The role of expressing feelings before bereavement : a cross-national study of relatives of cancer patients in Aberdeen and Jamaica

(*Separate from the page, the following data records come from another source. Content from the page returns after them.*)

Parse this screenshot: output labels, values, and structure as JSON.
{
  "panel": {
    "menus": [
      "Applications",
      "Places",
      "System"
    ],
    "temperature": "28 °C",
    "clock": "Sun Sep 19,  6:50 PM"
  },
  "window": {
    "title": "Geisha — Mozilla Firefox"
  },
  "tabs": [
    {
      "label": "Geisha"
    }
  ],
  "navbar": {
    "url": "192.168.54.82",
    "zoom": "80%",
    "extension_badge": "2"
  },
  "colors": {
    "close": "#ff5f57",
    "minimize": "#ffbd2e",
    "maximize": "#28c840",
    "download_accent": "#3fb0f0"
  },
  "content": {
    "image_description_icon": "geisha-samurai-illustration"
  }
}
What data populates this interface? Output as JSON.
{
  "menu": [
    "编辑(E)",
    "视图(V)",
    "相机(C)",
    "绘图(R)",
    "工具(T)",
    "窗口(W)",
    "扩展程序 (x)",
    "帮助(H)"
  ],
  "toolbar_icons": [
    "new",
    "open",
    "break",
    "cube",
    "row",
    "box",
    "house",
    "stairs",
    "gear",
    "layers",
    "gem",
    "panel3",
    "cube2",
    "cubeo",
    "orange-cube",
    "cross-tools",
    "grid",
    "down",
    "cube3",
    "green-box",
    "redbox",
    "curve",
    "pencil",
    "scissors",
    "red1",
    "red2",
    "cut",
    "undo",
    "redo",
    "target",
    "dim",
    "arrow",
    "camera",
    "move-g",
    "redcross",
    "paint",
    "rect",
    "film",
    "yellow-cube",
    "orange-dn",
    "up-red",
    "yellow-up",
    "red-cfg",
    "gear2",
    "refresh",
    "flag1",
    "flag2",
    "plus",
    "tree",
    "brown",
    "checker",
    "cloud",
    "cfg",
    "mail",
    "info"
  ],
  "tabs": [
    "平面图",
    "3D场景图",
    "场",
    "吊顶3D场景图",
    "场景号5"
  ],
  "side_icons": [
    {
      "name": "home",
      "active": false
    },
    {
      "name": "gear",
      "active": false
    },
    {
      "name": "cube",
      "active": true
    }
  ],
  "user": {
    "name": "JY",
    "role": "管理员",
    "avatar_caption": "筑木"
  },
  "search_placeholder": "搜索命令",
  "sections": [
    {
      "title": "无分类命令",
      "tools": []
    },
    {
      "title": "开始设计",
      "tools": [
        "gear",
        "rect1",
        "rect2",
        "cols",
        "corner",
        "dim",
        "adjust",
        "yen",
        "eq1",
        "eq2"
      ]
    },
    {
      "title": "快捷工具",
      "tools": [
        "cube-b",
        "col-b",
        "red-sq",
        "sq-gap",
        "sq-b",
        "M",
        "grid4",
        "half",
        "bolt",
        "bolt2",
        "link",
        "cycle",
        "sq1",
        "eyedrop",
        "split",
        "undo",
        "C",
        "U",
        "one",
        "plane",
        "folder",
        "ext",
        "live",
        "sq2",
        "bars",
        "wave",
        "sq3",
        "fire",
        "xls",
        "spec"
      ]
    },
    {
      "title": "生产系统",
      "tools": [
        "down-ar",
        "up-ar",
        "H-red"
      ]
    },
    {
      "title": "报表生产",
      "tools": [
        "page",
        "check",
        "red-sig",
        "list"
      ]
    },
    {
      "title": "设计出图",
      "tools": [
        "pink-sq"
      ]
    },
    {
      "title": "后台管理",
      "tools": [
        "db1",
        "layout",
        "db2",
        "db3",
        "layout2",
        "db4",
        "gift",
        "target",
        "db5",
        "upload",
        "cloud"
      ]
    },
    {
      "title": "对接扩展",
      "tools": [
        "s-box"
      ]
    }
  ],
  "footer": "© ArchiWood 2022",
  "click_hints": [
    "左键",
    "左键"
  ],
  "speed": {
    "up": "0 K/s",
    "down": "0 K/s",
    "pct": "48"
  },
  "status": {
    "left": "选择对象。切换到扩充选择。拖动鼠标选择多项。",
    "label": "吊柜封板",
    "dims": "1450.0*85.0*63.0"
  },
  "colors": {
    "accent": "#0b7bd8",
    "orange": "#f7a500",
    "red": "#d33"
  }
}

Bereavement in the literature has been discussed mainly in terms of the bereaved. This is in spite of research indicating that the widowed considered their experiences prior to bereavement as being more stressful than being recently bereaved (Vachon, 1988). Furthermore, although the benefits to relatives of terminally ill patients from expressing their emotions before or after bereavement have been emphasised, the possible harmful effects of such grief responses have seldom been examined. Similarly, the positive and negative effects of controlling grief feelings have been relatively unexplored. In this study both the controlling and expressing of grief feelings were studied in relatives who were coping with a loved one who had terminal cancer. Forty relatives were interviewed from the local hospices in Kingston, Jamaica and an additional 40 from the continuing care-unit in Aberdeen, Scotland. The relatives were interviewed by the investigator who used a semi-structured interview format to obtain self-reports on their health, coping strategies, grief reactions, availability of social support and so on. Fifty per cent of the sample were also reassessed 4-6 weeks following the patient's death. Both non-parametric and parametric statistics were used to analyse the data. The results indicated that mode of expression was related to coping with an imminent loss but the outcome of grief expression differed depending on the cultural and social norms of the individual. In addition, an ethno-focal model on grief which was developed for the present investigation, and which emphasised the socio-cultural beliefs of the subjects in the study, was proven to be effective in predicting the health effects of relatives of patients. The investigator concludes that cultural differences in grief experiences are not fictitious. A number of suggestions are made for practitioners, especially those within a hospice setting, for health professionals in general who work in a multi-racial or multi-ethnic society, and for future research on the parallels of different kinds of loss experiences.